**Source material:**
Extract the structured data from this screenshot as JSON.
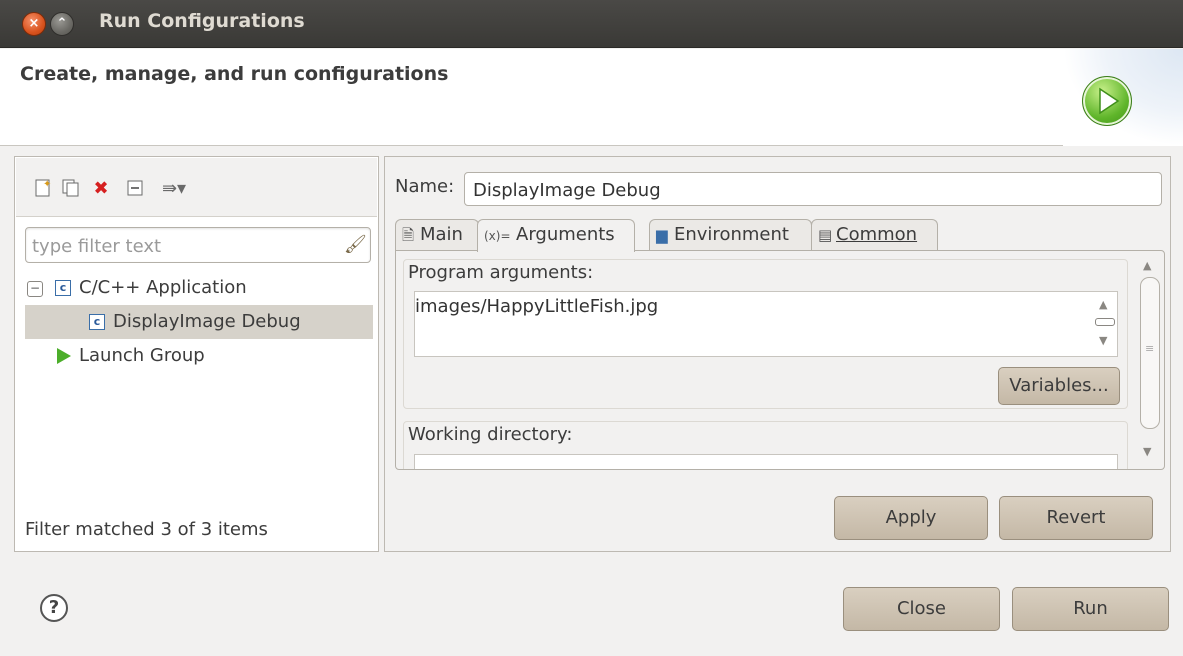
{
  "window": {
    "title": "Run Configurations"
  },
  "header": {
    "title": "Create, manage, and run configurations"
  },
  "left_panel": {
    "toolbar": [
      {
        "name": "new-configuration-icon",
        "glyph": "✧"
      },
      {
        "name": "duplicate-icon",
        "glyph": "⎘"
      },
      {
        "name": "delete-icon",
        "glyph": "✖"
      },
      {
        "name": "collapse-all-icon",
        "glyph": "⊟"
      },
      {
        "name": "filter-icon",
        "glyph": "⇛"
      }
    ],
    "filter": {
      "placeholder": "type filter text",
      "value": ""
    },
    "tree": {
      "cpp_app": "C/C++ Application",
      "display_debug": "DisplayImage Debug",
      "launch_group": "Launch Group"
    },
    "status": "Filter matched 3 of 3 items"
  },
  "right_panel": {
    "name_label": "Name:",
    "name_value": "DisplayImage Debug",
    "tabs": {
      "main": "Main",
      "arguments": "Arguments",
      "environment": "Environment",
      "common": "Common"
    },
    "active_tab": "Arguments",
    "program_arguments_label": "Program arguments:",
    "program_arguments_value": "images/HappyLittleFish.jpg",
    "variables_button": "Variables...",
    "working_directory_label": "Working directory:",
    "apply_button": "Apply",
    "revert_button": "Revert"
  },
  "footer": {
    "close_button": "Close",
    "run_button": "Run"
  },
  "colors": {
    "titlebar": "#3c3b37",
    "button": "#cdc3b3",
    "selection": "#d6d2ca",
    "run_icon": "#5fb52a"
  }
}
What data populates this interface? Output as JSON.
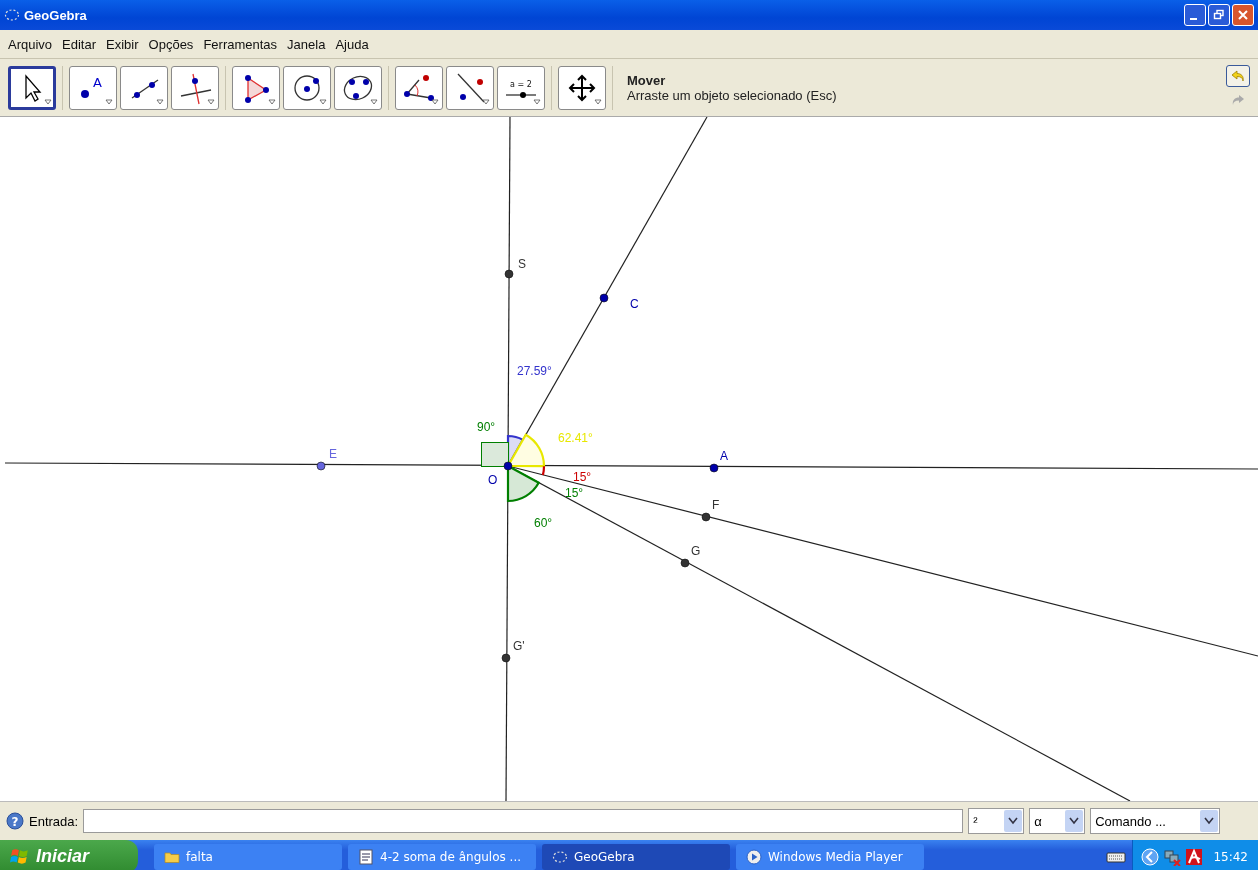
{
  "window": {
    "title": "GeoGebra"
  },
  "menu": [
    "Arquivo",
    "Editar",
    "Exibir",
    "Opções",
    "Ferramentas",
    "Janela",
    "Ajuda"
  ],
  "tool_groups": [
    {
      "tools": [
        {
          "kind": "move",
          "selected": true
        }
      ]
    },
    {
      "tools": [
        {
          "kind": "point",
          "selected": false,
          "label": "A"
        },
        {
          "kind": "segment",
          "selected": false
        },
        {
          "kind": "perpendicular",
          "selected": false
        }
      ]
    },
    {
      "tools": [
        {
          "kind": "polygon",
          "selected": false
        },
        {
          "kind": "circle",
          "selected": false
        },
        {
          "kind": "conic",
          "selected": false
        }
      ]
    },
    {
      "tools": [
        {
          "kind": "angle",
          "selected": false
        },
        {
          "kind": "reflect",
          "selected": false
        },
        {
          "kind": "slider",
          "selected": false,
          "label": "a = 2"
        }
      ]
    },
    {
      "tools": [
        {
          "kind": "pan",
          "selected": false
        }
      ]
    }
  ],
  "tool_info": {
    "name": "Mover",
    "description": "Arraste um objeto selecionado (Esc)"
  },
  "points": [
    {
      "label": "S",
      "color": "#333333"
    },
    {
      "label": "C",
      "color": "#0000aa"
    },
    {
      "label": "E",
      "color": "#6666dd"
    },
    {
      "label": "O",
      "color": "#0000aa"
    },
    {
      "label": "A",
      "color": "#0000aa"
    },
    {
      "label": "F",
      "color": "#333333"
    },
    {
      "label": "G",
      "color": "#333333"
    },
    {
      "label": "G'",
      "color": "#333333"
    }
  ],
  "angles": [
    {
      "label": "27.59°",
      "color": "#3333cc"
    },
    {
      "label": "90°",
      "color": "#007f00"
    },
    {
      "label": "62.41°",
      "color": "#e8e800"
    },
    {
      "label": "15°",
      "color": "#cc0000"
    },
    {
      "label": "15°",
      "color": "#007f00"
    },
    {
      "label": "60°",
      "color": "#007f00"
    }
  ],
  "input_bar": {
    "help": "?",
    "label": "Entrada:",
    "dropdowns": [
      "²",
      "α",
      "Comando ..."
    ]
  },
  "taskbar": {
    "start": "Iniciar",
    "tasks": [
      {
        "kind": "folder",
        "label": "falta",
        "selected": false
      },
      {
        "kind": "document",
        "label": "4-2 soma de ângulos ...",
        "selected": false
      },
      {
        "kind": "geogebra",
        "label": "GeoGebra",
        "selected": true
      },
      {
        "kind": "media",
        "label": "Windows Media Player",
        "selected": false
      }
    ],
    "clock": "15:42"
  }
}
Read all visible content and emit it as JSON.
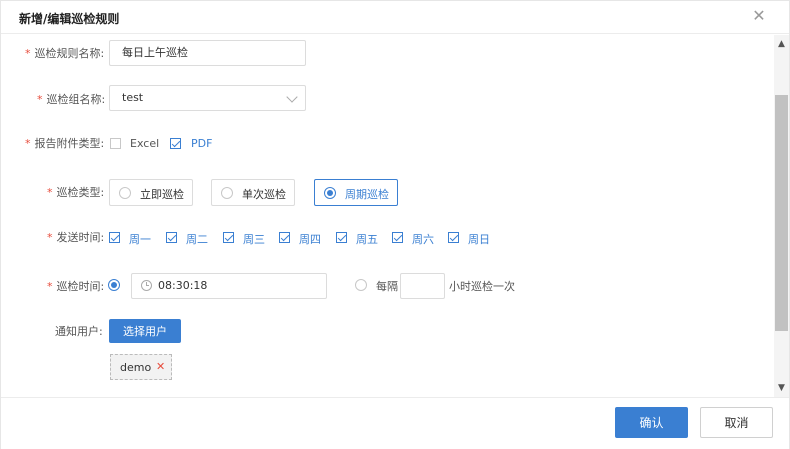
{
  "dialog": {
    "title": "新增/编辑巡检规则",
    "close_glyph": "✕"
  },
  "form": {
    "rule_name": {
      "label": "巡检规则名称:",
      "value": "每日上午巡检"
    },
    "group_name": {
      "label": "巡检组名称:",
      "value": "test"
    },
    "attachment_type": {
      "label": "报告附件类型:",
      "options": [
        {
          "label": "Excel",
          "checked": false
        },
        {
          "label": "PDF",
          "checked": true
        }
      ]
    },
    "inspection_type": {
      "label": "巡检类型:",
      "options": [
        {
          "label": "立即巡检",
          "selected": false
        },
        {
          "label": "单次巡检",
          "selected": false
        },
        {
          "label": "周期巡检",
          "selected": true
        }
      ]
    },
    "send_time": {
      "label": "发送时间:",
      "days": [
        {
          "label": "周一",
          "checked": true
        },
        {
          "label": "周二",
          "checked": true
        },
        {
          "label": "周三",
          "checked": true
        },
        {
          "label": "周四",
          "checked": true
        },
        {
          "label": "周五",
          "checked": true
        },
        {
          "label": "周六",
          "checked": true
        },
        {
          "label": "周日",
          "checked": true
        }
      ]
    },
    "inspection_time": {
      "label": "巡检时间:",
      "time_value": "08:30:18",
      "every_label": "每隔",
      "interval_value": "",
      "interval_suffix": "小时巡检一次",
      "fixed_selected": true
    },
    "notify_users": {
      "label": "通知用户:",
      "select_button": "选择用户",
      "tags": [
        {
          "label": "demo",
          "remove_glyph": "✕"
        }
      ]
    },
    "required_mark": "*"
  },
  "scrollbar": {
    "up_glyph": "▲",
    "down_glyph": "▼"
  },
  "footer": {
    "confirm_label": "确认",
    "cancel_label": "取消"
  },
  "colors": {
    "accent": "#3a7fd2",
    "required": "#e74c3c",
    "border": "#dcdcdc"
  }
}
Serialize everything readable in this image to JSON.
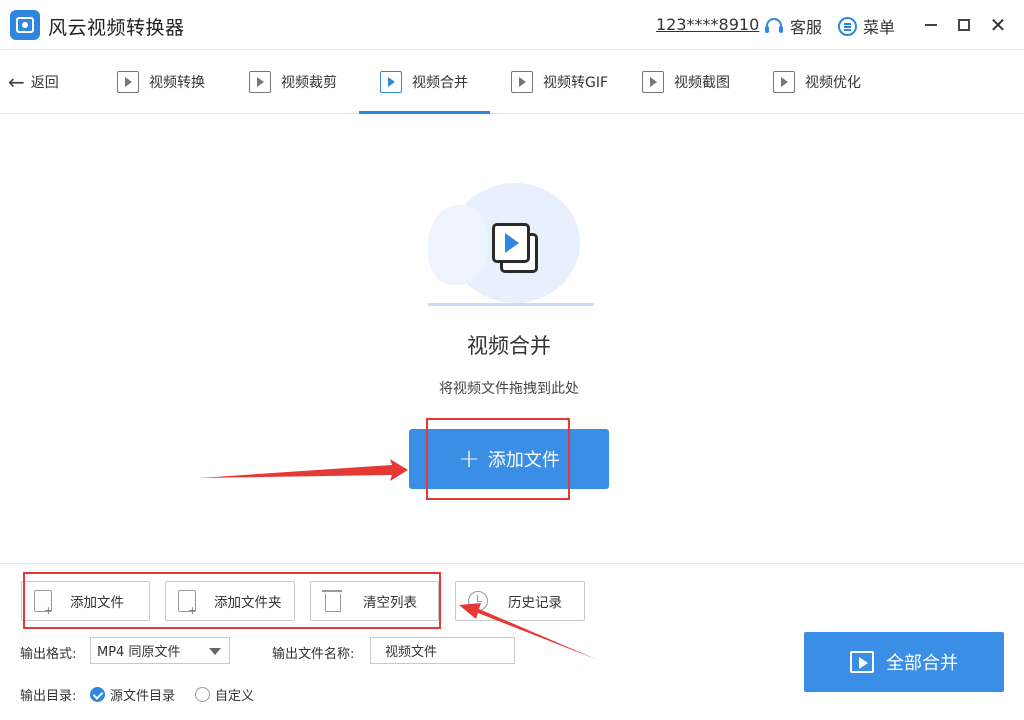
{
  "app": {
    "title": "风云视频转换器",
    "account": "123****8910",
    "service_label": "客服",
    "menu_label": "菜单"
  },
  "nav": {
    "back_label": "返回",
    "tabs": [
      {
        "label": "视频转换",
        "icon": "video-convert-icon",
        "active": false
      },
      {
        "label": "视频裁剪",
        "icon": "video-crop-icon",
        "active": false
      },
      {
        "label": "视频合并",
        "icon": "video-merge-icon",
        "active": true
      },
      {
        "label": "视频转GIF",
        "icon": "gif-icon",
        "active": false
      },
      {
        "label": "视频截图",
        "icon": "screenshot-icon",
        "active": false
      },
      {
        "label": "视频优化",
        "icon": "optimize-icon",
        "active": false
      }
    ]
  },
  "drop_area": {
    "title": "视频合并",
    "hint": "将视频文件拖拽到此处",
    "add_button": "添加文件"
  },
  "toolbar": {
    "add_file": "添加文件",
    "add_folder": "添加文件夹",
    "clear_list": "清空列表",
    "history": "历史记录"
  },
  "output": {
    "format_label": "输出格式:",
    "format_value": "MP4 同原文件",
    "name_label": "输出文件名称:",
    "name_value": "视频文件",
    "dir_label": "输出目录:",
    "dir_options": [
      {
        "label": "源文件目录",
        "selected": true
      },
      {
        "label": "自定义",
        "selected": false
      }
    ]
  },
  "merge_all_label": "全部合并",
  "colors": {
    "accent": "#3a8ee6",
    "highlight": "#e53935"
  }
}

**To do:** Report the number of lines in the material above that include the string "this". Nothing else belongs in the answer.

**Output below:** 3